Patients over 40 years of age with persistent non-visible/microscopic haematuria in the absence of significant proteinuria or a reduced GFR should be referred to a urology department for further investigation.
Serum and urine protein electrophoresis: to screen for a monoclonal protein possibly representing multiple myeloma.
ECG and echocardiography: to detect left ventricular hypertrophy and ischaemia, and to assess cardiac function.
Imaging of the renal tract:
Plain abdominal X-ray: may show radio-opaque stones or nephrocalcinosis.
Intravenous (IV) pyelogram: not often used because of potential for contrast nephropathy.
Review all previous measurements of serum creatinine to estimate GFR and assess the rate of deterioration.
Review all medication including over-the-counter drugs; particularly consider recent additions (eg, diuretics, NSAIDs, or any drug capable of causing interstitial nephritis, such as penicillins, cephalosporins, mesalazine).
Urinalysis: haematuria and proteinuria suggest glomerulonephritis, which may progress rapidly.
Clinical assessment: eg, look for sepsis, heart failure, hypovolaemia, palpable bladder.
Repeat serum creatinine measurement within five days to exclude rapid progression.
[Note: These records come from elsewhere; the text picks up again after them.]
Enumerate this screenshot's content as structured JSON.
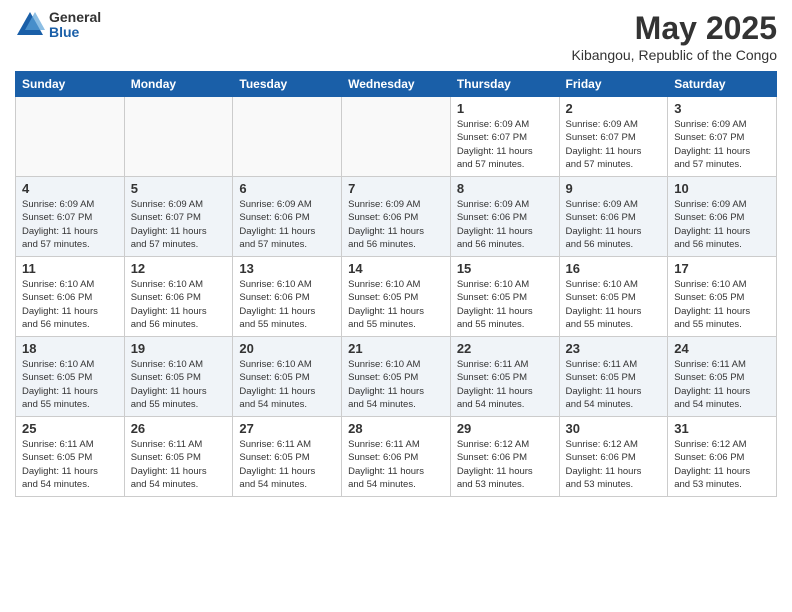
{
  "logo": {
    "general": "General",
    "blue": "Blue"
  },
  "title": "May 2025",
  "location": "Kibangou, Republic of the Congo",
  "weekdays": [
    "Sunday",
    "Monday",
    "Tuesday",
    "Wednesday",
    "Thursday",
    "Friday",
    "Saturday"
  ],
  "weeks": [
    [
      {
        "day": "",
        "info": ""
      },
      {
        "day": "",
        "info": ""
      },
      {
        "day": "",
        "info": ""
      },
      {
        "day": "",
        "info": ""
      },
      {
        "day": "1",
        "info": "Sunrise: 6:09 AM\nSunset: 6:07 PM\nDaylight: 11 hours\nand 57 minutes."
      },
      {
        "day": "2",
        "info": "Sunrise: 6:09 AM\nSunset: 6:07 PM\nDaylight: 11 hours\nand 57 minutes."
      },
      {
        "day": "3",
        "info": "Sunrise: 6:09 AM\nSunset: 6:07 PM\nDaylight: 11 hours\nand 57 minutes."
      }
    ],
    [
      {
        "day": "4",
        "info": "Sunrise: 6:09 AM\nSunset: 6:07 PM\nDaylight: 11 hours\nand 57 minutes."
      },
      {
        "day": "5",
        "info": "Sunrise: 6:09 AM\nSunset: 6:07 PM\nDaylight: 11 hours\nand 57 minutes."
      },
      {
        "day": "6",
        "info": "Sunrise: 6:09 AM\nSunset: 6:06 PM\nDaylight: 11 hours\nand 57 minutes."
      },
      {
        "day": "7",
        "info": "Sunrise: 6:09 AM\nSunset: 6:06 PM\nDaylight: 11 hours\nand 56 minutes."
      },
      {
        "day": "8",
        "info": "Sunrise: 6:09 AM\nSunset: 6:06 PM\nDaylight: 11 hours\nand 56 minutes."
      },
      {
        "day": "9",
        "info": "Sunrise: 6:09 AM\nSunset: 6:06 PM\nDaylight: 11 hours\nand 56 minutes."
      },
      {
        "day": "10",
        "info": "Sunrise: 6:09 AM\nSunset: 6:06 PM\nDaylight: 11 hours\nand 56 minutes."
      }
    ],
    [
      {
        "day": "11",
        "info": "Sunrise: 6:10 AM\nSunset: 6:06 PM\nDaylight: 11 hours\nand 56 minutes."
      },
      {
        "day": "12",
        "info": "Sunrise: 6:10 AM\nSunset: 6:06 PM\nDaylight: 11 hours\nand 56 minutes."
      },
      {
        "day": "13",
        "info": "Sunrise: 6:10 AM\nSunset: 6:06 PM\nDaylight: 11 hours\nand 55 minutes."
      },
      {
        "day": "14",
        "info": "Sunrise: 6:10 AM\nSunset: 6:05 PM\nDaylight: 11 hours\nand 55 minutes."
      },
      {
        "day": "15",
        "info": "Sunrise: 6:10 AM\nSunset: 6:05 PM\nDaylight: 11 hours\nand 55 minutes."
      },
      {
        "day": "16",
        "info": "Sunrise: 6:10 AM\nSunset: 6:05 PM\nDaylight: 11 hours\nand 55 minutes."
      },
      {
        "day": "17",
        "info": "Sunrise: 6:10 AM\nSunset: 6:05 PM\nDaylight: 11 hours\nand 55 minutes."
      }
    ],
    [
      {
        "day": "18",
        "info": "Sunrise: 6:10 AM\nSunset: 6:05 PM\nDaylight: 11 hours\nand 55 minutes."
      },
      {
        "day": "19",
        "info": "Sunrise: 6:10 AM\nSunset: 6:05 PM\nDaylight: 11 hours\nand 55 minutes."
      },
      {
        "day": "20",
        "info": "Sunrise: 6:10 AM\nSunset: 6:05 PM\nDaylight: 11 hours\nand 54 minutes."
      },
      {
        "day": "21",
        "info": "Sunrise: 6:10 AM\nSunset: 6:05 PM\nDaylight: 11 hours\nand 54 minutes."
      },
      {
        "day": "22",
        "info": "Sunrise: 6:11 AM\nSunset: 6:05 PM\nDaylight: 11 hours\nand 54 minutes."
      },
      {
        "day": "23",
        "info": "Sunrise: 6:11 AM\nSunset: 6:05 PM\nDaylight: 11 hours\nand 54 minutes."
      },
      {
        "day": "24",
        "info": "Sunrise: 6:11 AM\nSunset: 6:05 PM\nDaylight: 11 hours\nand 54 minutes."
      }
    ],
    [
      {
        "day": "25",
        "info": "Sunrise: 6:11 AM\nSunset: 6:05 PM\nDaylight: 11 hours\nand 54 minutes."
      },
      {
        "day": "26",
        "info": "Sunrise: 6:11 AM\nSunset: 6:05 PM\nDaylight: 11 hours\nand 54 minutes."
      },
      {
        "day": "27",
        "info": "Sunrise: 6:11 AM\nSunset: 6:05 PM\nDaylight: 11 hours\nand 54 minutes."
      },
      {
        "day": "28",
        "info": "Sunrise: 6:11 AM\nSunset: 6:06 PM\nDaylight: 11 hours\nand 54 minutes."
      },
      {
        "day": "29",
        "info": "Sunrise: 6:12 AM\nSunset: 6:06 PM\nDaylight: 11 hours\nand 53 minutes."
      },
      {
        "day": "30",
        "info": "Sunrise: 6:12 AM\nSunset: 6:06 PM\nDaylight: 11 hours\nand 53 minutes."
      },
      {
        "day": "31",
        "info": "Sunrise: 6:12 AM\nSunset: 6:06 PM\nDaylight: 11 hours\nand 53 minutes."
      }
    ]
  ]
}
Check criteria for referral (above). If referral is not indicated, ensure entry into a chronic disease management register and programme.
CT scan: to define renal masses and cysts, seen on ultrasound, better; this is the most sensitive test for identifying renal stones.
When symptoms are severe they can be treated only by dialysis and transplantation (end-stage renal disease). Kidney failure is defined as a GFR of less than 15 ml/minute per 1·73 m², or the need for treatment with dialysis or transplantation
Early diagnosis, regular monitoring and early treatment can prevent development and slow disease progression, reduce complications and the risk of cardiovascular disease, and improve survival and quality of life.
Much of the damage caused by CKD occurs early, when interventions may be much more effective.
Rapidly progressive diseases can lead to kidney failure within months. However, most diseases evolve over decades and some patients do not progress during many years of follow-up.
Patients on chronic dialysis have a high incidence of morbidity and mortality. Patients with end-stage renal disease (ESRD) who undergo renal transplantation survive longer than those on chronic dialysis.
CVD is the most common cause of death in patients with CKD. Cardiovascular mortality is doubled in patients with a GFR below 70 ml/minute.